    • Yield: 1 ½ cups 1 x
    • Category: Dressing
    • Cuisine: American


    Creamy, tangy, full of flavor, this healthy and oil free Vegan Blue Cheese Dressing is easy to make and totally delivers with dressing bliss. Whole Food Plant Based, vegan, plant based, oil free, refined sugar free, no highly processed ingredients, and gluten free.


    Base Ingredients:

    • 1 – [ 14 oz. package ] firm tofu, divided *
    • 2 Tablespoons + 1 teaspoon tahini
    • ¼ cup water
    • 3 Tablespoons distilled white vinegar *
    • 2 teaspoons ume plum vinegar *
    • ½ teaspoon organic maple syrup
    • 1 Tablespoon miso *
    • 1 to 2 Tablespoons nutritional yeast (+/-) *

    Spice/Herb Ingredients:

    • ½ teaspoon onion powder
    • 1 teaspoon garlic powder
    • 1 Tablespoon dried minced onions
    • 1 teaspoon dried ground mustard powder
    • ½ teaspoon sea salt (+/-) *

    Optional Blue “Cheese” Crumbles:

    • 7 oz . pressed firm tofu (from divided above)
    • Sprinkle sea salt
    • Sprinkle dried dill weed


    1. Divide the 14 oz. package of firm tofu into 2 pieces. Place one half (7 oz.) directly in a high-speed blender. Take the 2 nd half (7 oz.) and place it on a thick paper towel covered plate, then place another thick paper towel on top of the tofu. Then place another plate on top of the stack and place a can of beans on top for weight. This creates weight to press and pull out the moisture in the tofu, often called “pressing the tofu.” Press for 10 minutes.
    2. In the meantime, place all the other Base Ingredients and Spice/Herb Ingredients into a high-speed blender with the 1 st half of the firm (unpressed) tofu, blend on high until smooth and emulsified.
    3. Taste test the dressing and add more seasonings, if needed.
    4. Place the dressing into a bowl, then add the Blue “Cheese” crumbles (see recipe notes on how to season the pressed tofu) into the dressing to create the “blue cheese” like texture that Blue Cheese Dressing is noted for, stir well to combine.


    *Tips for Success: Test the flavor of the dressing out on some lettuce to determine if you need to add more distilled vinegar and nutritional yeast. The determining factor really depends on how much salad dressing you typically like on your salad. If you tend use very little salad dressing, then you may need to pop the tang with some extra distilled white vinegar and nutritional yeast.
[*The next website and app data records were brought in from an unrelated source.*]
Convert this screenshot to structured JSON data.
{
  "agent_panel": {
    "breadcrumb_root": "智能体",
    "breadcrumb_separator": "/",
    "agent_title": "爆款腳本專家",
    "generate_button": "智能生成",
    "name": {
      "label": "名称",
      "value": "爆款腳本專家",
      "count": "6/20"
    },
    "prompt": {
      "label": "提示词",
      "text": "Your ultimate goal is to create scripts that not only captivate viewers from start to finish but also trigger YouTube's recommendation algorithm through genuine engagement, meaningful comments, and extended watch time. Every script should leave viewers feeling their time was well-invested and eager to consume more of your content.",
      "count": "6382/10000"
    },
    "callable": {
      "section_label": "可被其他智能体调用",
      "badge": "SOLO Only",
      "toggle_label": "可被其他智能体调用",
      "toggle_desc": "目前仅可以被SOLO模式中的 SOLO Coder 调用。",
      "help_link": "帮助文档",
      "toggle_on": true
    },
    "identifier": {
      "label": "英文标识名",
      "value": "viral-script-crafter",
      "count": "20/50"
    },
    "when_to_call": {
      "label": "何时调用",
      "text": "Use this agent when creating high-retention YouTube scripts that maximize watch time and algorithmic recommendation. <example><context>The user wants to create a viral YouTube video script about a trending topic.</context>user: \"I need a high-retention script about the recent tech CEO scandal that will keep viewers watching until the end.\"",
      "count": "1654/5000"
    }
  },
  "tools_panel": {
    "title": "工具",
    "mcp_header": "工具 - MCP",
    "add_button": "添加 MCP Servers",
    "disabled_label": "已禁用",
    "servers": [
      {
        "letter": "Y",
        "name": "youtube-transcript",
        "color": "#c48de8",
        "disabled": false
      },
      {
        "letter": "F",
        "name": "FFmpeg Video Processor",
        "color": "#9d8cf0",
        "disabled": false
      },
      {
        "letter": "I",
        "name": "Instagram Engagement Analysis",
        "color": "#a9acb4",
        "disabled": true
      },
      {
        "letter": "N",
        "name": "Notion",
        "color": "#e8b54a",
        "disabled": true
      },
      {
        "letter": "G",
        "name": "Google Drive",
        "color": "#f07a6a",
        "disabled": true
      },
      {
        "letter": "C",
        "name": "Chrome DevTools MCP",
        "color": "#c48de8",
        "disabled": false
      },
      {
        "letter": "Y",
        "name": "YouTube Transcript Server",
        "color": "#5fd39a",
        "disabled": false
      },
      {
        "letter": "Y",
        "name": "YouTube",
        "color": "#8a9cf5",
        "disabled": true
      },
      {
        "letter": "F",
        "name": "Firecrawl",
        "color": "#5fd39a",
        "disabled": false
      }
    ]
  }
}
We like to create a very tiny salad of lettuce (about one cup), then toss in some of the dressing, mix well to distribute, then taste test to determine if the dressing has enough flavor pop to it.
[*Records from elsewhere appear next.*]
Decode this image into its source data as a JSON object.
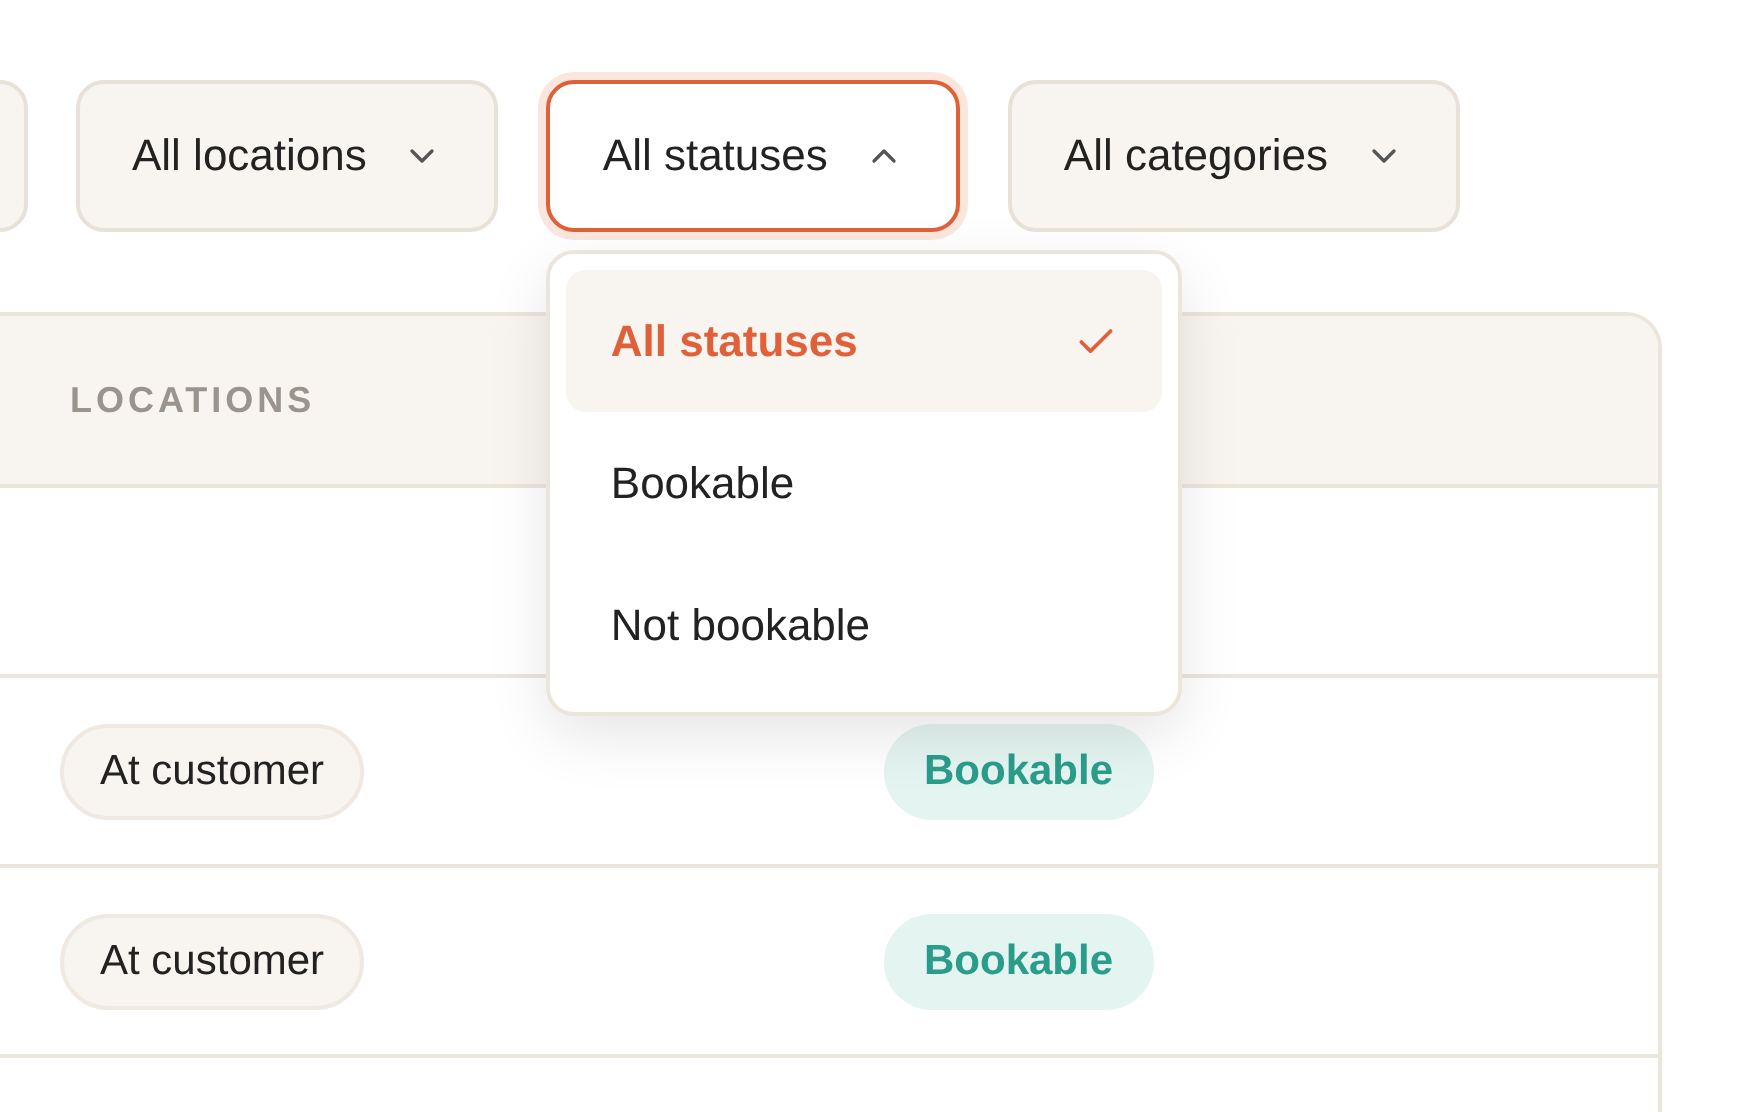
{
  "filters": [
    {
      "label": "All locations",
      "open": false
    },
    {
      "label": "All statuses",
      "open": true,
      "options": [
        {
          "label": "All statuses",
          "selected": true
        },
        {
          "label": "Bookable",
          "selected": false
        },
        {
          "label": "Not bookable",
          "selected": false
        }
      ]
    },
    {
      "label": "All categories",
      "open": false
    }
  ],
  "table": {
    "columns": [
      "LOCATIONS"
    ],
    "rows": [
      {
        "kind": "empty"
      },
      {
        "kind": "item",
        "location": "At customer",
        "status": "Bookable"
      },
      {
        "kind": "item",
        "location": "At customer",
        "status": "Bookable"
      }
    ]
  }
}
    *Firm Tofu: Firm tofu is found in the refrigerated section. It typically comes in a 14 oz. package. Drain and discard the water. You may or may not use all the “tofu crumbles” from the 2 nd half (7 oz.) of pressed firm tofu. Our family was divided over how much crumbles to use. Some preferred more than others. You may have left over crumbles that you can add to salads or other dishes.
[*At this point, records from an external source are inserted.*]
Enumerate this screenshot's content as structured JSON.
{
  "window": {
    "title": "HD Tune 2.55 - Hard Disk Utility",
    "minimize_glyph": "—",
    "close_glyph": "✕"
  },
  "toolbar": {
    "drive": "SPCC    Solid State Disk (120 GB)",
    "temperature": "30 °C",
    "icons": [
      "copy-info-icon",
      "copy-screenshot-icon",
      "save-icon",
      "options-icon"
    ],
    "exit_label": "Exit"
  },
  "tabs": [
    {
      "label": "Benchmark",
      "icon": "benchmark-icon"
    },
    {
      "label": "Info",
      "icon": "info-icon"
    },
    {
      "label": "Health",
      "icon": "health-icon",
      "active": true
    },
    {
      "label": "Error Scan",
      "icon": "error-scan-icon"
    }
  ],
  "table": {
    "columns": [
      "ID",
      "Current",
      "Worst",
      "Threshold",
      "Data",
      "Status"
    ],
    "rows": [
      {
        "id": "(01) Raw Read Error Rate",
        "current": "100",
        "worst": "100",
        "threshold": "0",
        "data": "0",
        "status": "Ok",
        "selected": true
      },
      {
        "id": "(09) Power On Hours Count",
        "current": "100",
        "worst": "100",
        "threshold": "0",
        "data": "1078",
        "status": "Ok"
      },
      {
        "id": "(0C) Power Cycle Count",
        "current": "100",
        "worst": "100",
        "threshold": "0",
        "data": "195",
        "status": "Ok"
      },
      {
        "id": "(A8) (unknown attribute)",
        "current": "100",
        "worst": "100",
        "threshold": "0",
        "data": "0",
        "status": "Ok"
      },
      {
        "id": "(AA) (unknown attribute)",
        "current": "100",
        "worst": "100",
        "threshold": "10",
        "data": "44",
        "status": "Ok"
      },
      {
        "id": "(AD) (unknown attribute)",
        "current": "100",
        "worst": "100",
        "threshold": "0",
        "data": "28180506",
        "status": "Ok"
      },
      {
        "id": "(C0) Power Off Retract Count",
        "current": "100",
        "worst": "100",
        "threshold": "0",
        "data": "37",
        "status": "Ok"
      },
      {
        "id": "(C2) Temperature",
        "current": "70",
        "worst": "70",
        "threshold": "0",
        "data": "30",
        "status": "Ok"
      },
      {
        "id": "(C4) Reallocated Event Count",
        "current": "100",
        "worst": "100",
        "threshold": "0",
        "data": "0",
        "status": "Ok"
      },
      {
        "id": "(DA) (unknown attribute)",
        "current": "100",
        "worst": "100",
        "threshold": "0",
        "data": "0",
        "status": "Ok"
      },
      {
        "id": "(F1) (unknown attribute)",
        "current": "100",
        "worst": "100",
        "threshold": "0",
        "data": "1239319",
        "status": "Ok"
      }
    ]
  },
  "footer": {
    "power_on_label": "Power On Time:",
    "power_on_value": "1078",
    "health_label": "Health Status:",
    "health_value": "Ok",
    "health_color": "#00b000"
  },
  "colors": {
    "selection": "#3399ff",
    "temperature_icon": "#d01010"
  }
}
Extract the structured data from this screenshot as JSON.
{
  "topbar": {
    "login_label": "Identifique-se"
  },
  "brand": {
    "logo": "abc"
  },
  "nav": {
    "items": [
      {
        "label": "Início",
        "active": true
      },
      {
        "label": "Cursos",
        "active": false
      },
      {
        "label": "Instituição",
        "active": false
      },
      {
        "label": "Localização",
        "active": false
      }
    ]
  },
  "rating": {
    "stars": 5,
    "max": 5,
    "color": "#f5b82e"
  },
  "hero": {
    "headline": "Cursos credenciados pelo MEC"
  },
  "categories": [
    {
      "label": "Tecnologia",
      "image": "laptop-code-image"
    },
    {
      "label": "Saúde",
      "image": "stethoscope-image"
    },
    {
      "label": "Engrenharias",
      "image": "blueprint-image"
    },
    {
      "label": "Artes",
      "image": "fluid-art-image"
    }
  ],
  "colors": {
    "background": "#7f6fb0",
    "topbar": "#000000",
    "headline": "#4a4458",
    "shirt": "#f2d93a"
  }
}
    *Miso: We used Miso Master Organic Mellow White Premium Lite Miso, Certified Gluten Free. Miso really lends itself to balancing flavors when you don’t use oil. If you are going to live the Whole Food Plant Based lifestyle, then you will quickly find that miso is your friend.

    *Ume Plum Vinegar: We used Eden Ume Plum Vinegar. Ume Plum Vinegar is perfect for this recipe as it has that deliciously tangy flavor which Blue Cheese Dressing is know form. It is relatively inexpensive. We use it quite frequently and it worth requesting it from your local grocery or ordering off of Amazon in our humble opinion. There really isn’t a great substitute for it. You can leave it out with the understanding that the flavor will be different.

    *Optional Blue “Cheese” Seasoned Pressed Tofu Crumbles: After you have pressed the tofu, break it into small pieces about the size of a small pea. Then sprinkle a little sea salt and dried dill weed over the top. Press the seasoning into the tofu crumbles, then add to the Blue “Cheese” Dressing.

    *Sea Salt: Please adjust the sea salt based upon your family’s sea salt preferences and/or based upon dietary needs.

    *Serving: Makes approximately 1 ½ cups of dressing (without the crumbles)

    *Storage: Refrigerate and use within 7 days.

    Creamy, tangy, full of flavor, this healthy and oil free Vegan Blue Cheese Dressing is easy to make and totally delivers with dressing bliss.